And also Neide Van-dunem, a singer from Angola – watch her music video featuring Calo Pascoal below:





And last but not the least, here’s late Brenda Fassie - the Black Madonna, one of the top Vocalists from Africa with Vulindlela, which means ‘Open the gates’ a celebratory song sung from the POV of a parent whose son’s getting married. Also another great musician, singer-songwriter from South Africa - Vusi Mahlasela, who is simply known as The Voice - worth checking out by clicking this link here.




Tuesday, 24 April 2018

U is for Ugali... and... Ujamaa


is for


First off, a Ghanaian Highlife band called Uhuru Dance Band, singing a track called Umraro


If you want a quick round up of the history of Highlife, go here.

And here's another Ghanaian hiphop artiste - Joey B, with a title called U x me


I have a lot of choices for you today – Cesaria Evora and Dorota Miśkiewicz with Um Pincelada


Finally Under African Skies composed by Paul Simon and sung by him and Miriam Makeba. Controversial at the time because Simon travelled to SA in defiance of a cultural ban in place due to the policy of apartheid. He recorded with African musicians and subsequently faced criticism about cultural appropriation as well. But as far as I am concerned, that’s just two of my absolute favourite musicians’ art together – sublime! 




Monday, 23 April 2018

T is for Tourism ... and ... Trophies


is for


Tinariwen - a Tuareg (Amazigh) band from Mali, formed in a refugee camp. Internationally renowned since the 2000’s, they won the Grammy in 2012 for their album Tassilli. Very guitar driven, stirring music, take a listen to their track Tiwayyen -



Ali Farka Toure - the most renowned musician out of West Africa and the grand old man of the desert blues, can’t not include him! He was the first musician to popularise Malian music across the world. Read more about him here.




Saturday, 21 April 2018

S is for Safari... and... Songs... and... Slavery


is for


Oumou Sangaré is a multi-awarded musician and a leading exponent of the Wassoulou genre of Mali - its performers are largely women, and its lyrics address themes and subjects relevant to the lives of women in the region. Here is a song from her 2009 Grammy nominated album Seya -

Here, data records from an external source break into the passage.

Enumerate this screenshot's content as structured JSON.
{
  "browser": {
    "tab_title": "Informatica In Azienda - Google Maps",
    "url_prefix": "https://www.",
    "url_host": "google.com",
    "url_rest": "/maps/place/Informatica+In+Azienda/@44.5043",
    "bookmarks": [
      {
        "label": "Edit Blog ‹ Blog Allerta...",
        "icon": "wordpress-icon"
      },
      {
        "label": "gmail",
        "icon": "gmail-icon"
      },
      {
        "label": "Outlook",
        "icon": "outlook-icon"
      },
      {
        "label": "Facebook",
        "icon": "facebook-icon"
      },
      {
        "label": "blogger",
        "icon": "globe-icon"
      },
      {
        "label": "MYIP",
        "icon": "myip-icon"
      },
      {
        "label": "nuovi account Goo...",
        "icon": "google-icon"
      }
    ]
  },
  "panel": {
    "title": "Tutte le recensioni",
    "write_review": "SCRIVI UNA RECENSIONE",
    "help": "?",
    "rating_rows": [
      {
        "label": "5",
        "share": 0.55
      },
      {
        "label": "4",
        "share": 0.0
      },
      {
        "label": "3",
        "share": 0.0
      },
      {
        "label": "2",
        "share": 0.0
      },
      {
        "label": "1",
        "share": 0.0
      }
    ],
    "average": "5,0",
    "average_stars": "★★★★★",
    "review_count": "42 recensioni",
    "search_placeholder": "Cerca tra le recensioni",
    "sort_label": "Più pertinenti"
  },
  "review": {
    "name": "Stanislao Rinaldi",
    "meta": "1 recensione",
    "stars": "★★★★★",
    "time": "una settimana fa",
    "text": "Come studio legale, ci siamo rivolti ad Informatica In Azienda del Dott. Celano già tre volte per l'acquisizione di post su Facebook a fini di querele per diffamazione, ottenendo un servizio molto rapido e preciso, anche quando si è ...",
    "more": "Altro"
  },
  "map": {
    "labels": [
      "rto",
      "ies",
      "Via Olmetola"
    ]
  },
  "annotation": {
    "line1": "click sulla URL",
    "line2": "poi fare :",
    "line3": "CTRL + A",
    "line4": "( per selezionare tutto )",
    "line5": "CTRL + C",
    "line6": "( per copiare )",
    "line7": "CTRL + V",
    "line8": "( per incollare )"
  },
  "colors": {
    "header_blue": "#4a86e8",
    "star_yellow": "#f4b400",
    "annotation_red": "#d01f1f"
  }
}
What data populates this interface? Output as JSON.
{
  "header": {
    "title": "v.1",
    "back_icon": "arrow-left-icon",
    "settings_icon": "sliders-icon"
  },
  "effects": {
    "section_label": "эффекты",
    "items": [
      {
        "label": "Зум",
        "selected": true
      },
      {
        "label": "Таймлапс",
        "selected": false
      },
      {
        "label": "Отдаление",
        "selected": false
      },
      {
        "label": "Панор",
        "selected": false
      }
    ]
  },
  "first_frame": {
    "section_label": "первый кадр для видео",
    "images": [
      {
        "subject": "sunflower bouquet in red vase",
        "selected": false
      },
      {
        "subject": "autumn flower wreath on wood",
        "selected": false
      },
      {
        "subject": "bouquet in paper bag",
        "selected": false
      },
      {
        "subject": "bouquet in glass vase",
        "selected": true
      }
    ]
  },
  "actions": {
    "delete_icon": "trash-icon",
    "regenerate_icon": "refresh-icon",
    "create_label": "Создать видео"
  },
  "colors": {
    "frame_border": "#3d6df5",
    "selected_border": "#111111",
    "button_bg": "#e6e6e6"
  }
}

And  for a completely different listening experience, here’s Tiwa Savage, with Standing Ovation featuring Olamide, both Nigerian contemporary artistes.